[What is being asked]
One number is the expected answer: the count of lines in the material below containing the word "structured".

[Dataset records]
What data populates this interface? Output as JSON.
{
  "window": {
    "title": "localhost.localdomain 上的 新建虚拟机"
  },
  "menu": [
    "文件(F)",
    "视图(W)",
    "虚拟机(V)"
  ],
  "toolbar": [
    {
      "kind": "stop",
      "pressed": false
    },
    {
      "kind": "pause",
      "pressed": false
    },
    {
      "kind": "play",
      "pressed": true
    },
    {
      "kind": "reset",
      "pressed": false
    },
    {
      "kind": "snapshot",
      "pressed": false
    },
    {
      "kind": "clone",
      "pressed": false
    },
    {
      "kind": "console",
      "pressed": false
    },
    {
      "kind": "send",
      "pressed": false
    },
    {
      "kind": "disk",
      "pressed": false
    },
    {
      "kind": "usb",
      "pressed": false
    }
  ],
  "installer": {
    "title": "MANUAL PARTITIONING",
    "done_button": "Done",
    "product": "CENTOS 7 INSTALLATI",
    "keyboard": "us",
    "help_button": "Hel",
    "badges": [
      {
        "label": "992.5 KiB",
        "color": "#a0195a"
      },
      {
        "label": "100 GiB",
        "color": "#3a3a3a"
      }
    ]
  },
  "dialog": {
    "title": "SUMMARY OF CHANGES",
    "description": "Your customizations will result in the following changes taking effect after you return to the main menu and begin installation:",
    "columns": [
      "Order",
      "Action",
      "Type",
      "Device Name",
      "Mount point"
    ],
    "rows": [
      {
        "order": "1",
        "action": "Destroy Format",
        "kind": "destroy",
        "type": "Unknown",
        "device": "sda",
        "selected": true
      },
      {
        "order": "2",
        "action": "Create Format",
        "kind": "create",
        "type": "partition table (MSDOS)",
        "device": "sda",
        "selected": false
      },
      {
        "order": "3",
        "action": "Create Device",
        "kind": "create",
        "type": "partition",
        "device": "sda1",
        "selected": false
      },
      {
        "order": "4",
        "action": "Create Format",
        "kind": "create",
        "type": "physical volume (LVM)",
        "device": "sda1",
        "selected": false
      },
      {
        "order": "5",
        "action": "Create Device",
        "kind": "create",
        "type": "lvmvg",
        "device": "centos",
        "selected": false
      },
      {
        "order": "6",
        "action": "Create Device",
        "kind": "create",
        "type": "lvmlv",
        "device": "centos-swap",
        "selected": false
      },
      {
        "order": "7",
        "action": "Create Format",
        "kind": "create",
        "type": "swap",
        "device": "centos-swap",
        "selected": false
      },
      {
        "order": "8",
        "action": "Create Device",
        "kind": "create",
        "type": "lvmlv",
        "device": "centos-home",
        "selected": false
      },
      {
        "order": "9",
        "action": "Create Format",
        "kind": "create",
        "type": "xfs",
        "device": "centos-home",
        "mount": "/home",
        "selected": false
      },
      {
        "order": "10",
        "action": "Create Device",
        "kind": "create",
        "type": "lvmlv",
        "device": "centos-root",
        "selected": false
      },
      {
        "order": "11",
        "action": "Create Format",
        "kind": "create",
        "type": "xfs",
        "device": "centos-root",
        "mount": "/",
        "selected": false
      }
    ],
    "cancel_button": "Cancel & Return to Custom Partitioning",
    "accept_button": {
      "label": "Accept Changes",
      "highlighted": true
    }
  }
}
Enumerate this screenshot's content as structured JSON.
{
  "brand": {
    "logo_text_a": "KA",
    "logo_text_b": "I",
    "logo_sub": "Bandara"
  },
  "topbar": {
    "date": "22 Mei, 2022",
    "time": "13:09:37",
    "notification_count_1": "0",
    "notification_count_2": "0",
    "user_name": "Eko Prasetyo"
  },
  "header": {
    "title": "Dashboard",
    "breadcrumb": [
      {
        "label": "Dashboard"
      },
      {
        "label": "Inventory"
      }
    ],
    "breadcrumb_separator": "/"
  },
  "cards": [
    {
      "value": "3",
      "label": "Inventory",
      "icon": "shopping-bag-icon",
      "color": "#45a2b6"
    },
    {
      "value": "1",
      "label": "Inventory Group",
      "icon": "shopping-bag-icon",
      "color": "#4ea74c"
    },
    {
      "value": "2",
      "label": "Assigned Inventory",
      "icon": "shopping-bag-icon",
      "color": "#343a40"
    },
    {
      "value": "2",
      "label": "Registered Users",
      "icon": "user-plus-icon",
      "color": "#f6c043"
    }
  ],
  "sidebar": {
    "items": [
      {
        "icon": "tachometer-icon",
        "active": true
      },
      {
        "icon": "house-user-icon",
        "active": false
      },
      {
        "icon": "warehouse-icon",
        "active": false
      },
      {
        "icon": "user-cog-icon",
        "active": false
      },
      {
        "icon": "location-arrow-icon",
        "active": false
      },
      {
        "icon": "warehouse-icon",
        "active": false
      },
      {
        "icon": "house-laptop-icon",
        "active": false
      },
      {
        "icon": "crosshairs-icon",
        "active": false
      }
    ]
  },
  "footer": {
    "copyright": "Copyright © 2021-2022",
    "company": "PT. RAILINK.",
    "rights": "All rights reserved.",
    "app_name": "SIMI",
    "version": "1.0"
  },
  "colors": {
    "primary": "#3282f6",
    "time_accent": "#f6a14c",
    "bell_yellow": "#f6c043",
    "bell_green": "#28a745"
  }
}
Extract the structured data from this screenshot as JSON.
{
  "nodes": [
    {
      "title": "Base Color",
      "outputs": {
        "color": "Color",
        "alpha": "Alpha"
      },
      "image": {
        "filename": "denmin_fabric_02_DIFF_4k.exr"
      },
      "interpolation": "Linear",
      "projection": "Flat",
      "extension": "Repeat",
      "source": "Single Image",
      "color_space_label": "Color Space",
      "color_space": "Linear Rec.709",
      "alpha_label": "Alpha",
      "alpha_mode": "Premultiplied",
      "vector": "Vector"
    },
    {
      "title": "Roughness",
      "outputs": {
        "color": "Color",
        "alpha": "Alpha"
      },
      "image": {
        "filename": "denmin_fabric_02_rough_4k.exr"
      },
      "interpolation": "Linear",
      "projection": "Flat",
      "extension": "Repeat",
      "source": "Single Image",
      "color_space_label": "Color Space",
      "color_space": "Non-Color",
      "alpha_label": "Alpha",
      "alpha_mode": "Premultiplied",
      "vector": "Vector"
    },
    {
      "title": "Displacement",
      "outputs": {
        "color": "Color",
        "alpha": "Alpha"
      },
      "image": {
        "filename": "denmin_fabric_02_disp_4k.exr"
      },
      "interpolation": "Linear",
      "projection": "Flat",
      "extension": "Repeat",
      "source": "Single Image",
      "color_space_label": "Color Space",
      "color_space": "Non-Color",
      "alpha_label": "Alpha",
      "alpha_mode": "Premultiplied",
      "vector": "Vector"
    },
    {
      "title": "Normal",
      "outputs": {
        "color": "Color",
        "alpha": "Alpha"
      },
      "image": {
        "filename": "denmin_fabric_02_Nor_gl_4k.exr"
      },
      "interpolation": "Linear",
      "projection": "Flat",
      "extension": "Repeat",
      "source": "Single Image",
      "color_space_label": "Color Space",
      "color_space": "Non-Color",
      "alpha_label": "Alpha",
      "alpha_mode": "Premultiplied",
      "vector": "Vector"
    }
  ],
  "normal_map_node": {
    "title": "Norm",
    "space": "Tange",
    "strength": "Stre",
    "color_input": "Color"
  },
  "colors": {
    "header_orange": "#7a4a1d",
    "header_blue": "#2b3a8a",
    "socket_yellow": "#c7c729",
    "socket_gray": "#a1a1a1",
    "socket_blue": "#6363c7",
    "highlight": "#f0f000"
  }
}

[Problem solution]
2